#### INFORMATION
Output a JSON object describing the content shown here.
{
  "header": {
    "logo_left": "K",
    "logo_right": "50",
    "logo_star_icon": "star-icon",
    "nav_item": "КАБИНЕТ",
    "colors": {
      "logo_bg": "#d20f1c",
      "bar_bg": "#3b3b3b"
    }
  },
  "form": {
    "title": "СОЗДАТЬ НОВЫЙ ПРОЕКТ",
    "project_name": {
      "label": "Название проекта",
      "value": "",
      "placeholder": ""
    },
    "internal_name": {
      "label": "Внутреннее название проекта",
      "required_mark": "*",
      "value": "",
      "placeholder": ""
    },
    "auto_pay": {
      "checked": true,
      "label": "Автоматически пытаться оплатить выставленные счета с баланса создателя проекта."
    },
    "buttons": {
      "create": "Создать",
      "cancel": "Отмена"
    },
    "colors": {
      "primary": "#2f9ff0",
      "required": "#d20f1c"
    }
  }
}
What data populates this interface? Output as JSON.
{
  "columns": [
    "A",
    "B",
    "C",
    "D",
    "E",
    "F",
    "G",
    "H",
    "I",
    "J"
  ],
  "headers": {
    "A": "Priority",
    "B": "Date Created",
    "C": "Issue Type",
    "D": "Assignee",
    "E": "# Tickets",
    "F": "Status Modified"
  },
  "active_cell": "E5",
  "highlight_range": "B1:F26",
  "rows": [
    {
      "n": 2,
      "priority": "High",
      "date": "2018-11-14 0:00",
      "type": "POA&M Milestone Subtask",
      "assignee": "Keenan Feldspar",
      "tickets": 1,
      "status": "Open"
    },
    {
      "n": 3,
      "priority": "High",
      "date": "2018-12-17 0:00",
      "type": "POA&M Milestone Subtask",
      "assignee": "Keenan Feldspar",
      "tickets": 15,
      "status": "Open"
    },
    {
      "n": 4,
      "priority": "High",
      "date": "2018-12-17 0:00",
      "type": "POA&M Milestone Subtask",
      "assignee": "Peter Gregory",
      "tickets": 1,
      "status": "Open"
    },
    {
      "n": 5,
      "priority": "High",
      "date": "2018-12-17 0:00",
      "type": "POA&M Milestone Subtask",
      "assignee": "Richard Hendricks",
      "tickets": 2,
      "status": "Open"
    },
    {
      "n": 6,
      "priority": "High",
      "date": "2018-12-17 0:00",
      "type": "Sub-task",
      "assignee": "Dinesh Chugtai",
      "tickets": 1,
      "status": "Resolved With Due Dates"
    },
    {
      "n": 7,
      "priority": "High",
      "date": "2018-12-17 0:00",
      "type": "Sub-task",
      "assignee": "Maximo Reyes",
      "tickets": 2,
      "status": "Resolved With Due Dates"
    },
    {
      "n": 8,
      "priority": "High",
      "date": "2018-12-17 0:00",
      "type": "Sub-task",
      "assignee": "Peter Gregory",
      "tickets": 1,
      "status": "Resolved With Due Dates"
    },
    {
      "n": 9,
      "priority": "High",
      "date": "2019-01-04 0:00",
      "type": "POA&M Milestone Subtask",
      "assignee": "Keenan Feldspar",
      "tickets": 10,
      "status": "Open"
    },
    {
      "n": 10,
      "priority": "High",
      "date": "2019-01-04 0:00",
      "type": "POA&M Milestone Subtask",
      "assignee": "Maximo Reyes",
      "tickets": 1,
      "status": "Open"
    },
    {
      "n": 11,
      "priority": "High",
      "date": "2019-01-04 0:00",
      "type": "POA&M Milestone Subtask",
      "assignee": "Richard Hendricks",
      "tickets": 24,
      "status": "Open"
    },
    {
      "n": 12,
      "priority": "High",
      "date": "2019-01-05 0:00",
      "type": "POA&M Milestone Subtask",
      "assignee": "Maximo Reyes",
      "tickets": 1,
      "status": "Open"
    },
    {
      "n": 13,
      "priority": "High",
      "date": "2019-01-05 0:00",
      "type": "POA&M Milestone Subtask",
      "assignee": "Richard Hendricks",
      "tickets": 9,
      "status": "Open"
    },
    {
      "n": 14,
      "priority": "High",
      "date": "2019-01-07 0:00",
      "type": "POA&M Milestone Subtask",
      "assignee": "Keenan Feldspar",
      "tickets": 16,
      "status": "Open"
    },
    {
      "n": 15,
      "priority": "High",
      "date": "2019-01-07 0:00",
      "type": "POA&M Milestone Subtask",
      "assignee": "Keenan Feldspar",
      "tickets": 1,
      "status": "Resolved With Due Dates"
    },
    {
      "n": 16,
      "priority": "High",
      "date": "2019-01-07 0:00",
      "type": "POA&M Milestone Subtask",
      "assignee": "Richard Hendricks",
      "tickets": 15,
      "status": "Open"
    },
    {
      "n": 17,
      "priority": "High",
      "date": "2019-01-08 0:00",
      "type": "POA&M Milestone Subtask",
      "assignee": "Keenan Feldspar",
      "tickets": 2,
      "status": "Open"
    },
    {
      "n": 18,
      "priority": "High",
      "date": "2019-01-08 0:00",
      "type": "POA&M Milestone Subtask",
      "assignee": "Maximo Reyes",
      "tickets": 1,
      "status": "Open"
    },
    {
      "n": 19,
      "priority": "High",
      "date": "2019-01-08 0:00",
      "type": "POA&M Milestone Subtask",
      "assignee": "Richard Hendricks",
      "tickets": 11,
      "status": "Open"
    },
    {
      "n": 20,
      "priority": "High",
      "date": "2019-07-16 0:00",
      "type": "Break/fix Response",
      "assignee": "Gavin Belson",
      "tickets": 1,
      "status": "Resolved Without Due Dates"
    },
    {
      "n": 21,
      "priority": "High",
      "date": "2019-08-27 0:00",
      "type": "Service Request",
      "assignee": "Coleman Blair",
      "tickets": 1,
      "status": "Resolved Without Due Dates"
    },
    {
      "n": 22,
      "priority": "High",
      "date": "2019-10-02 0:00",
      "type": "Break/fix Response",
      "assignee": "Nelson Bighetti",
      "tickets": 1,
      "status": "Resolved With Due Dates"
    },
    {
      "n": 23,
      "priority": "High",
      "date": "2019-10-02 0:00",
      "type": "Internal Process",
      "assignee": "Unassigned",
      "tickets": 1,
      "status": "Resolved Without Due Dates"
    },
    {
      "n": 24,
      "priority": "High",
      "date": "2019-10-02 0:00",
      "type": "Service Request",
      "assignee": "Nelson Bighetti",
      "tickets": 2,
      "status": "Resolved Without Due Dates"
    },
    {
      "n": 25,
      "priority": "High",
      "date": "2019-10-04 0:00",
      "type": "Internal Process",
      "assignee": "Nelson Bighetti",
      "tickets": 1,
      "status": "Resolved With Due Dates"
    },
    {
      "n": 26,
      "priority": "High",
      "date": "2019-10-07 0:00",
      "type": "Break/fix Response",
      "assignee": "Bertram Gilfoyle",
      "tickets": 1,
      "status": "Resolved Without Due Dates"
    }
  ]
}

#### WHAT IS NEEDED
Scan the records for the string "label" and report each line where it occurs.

#### RESPONSE BOX
      "label": "Название проекта",
      "label": "Внутреннее название проекта",
      "label": "Автоматически пытаться оплатить выставленные счета с баланса создателя проекта."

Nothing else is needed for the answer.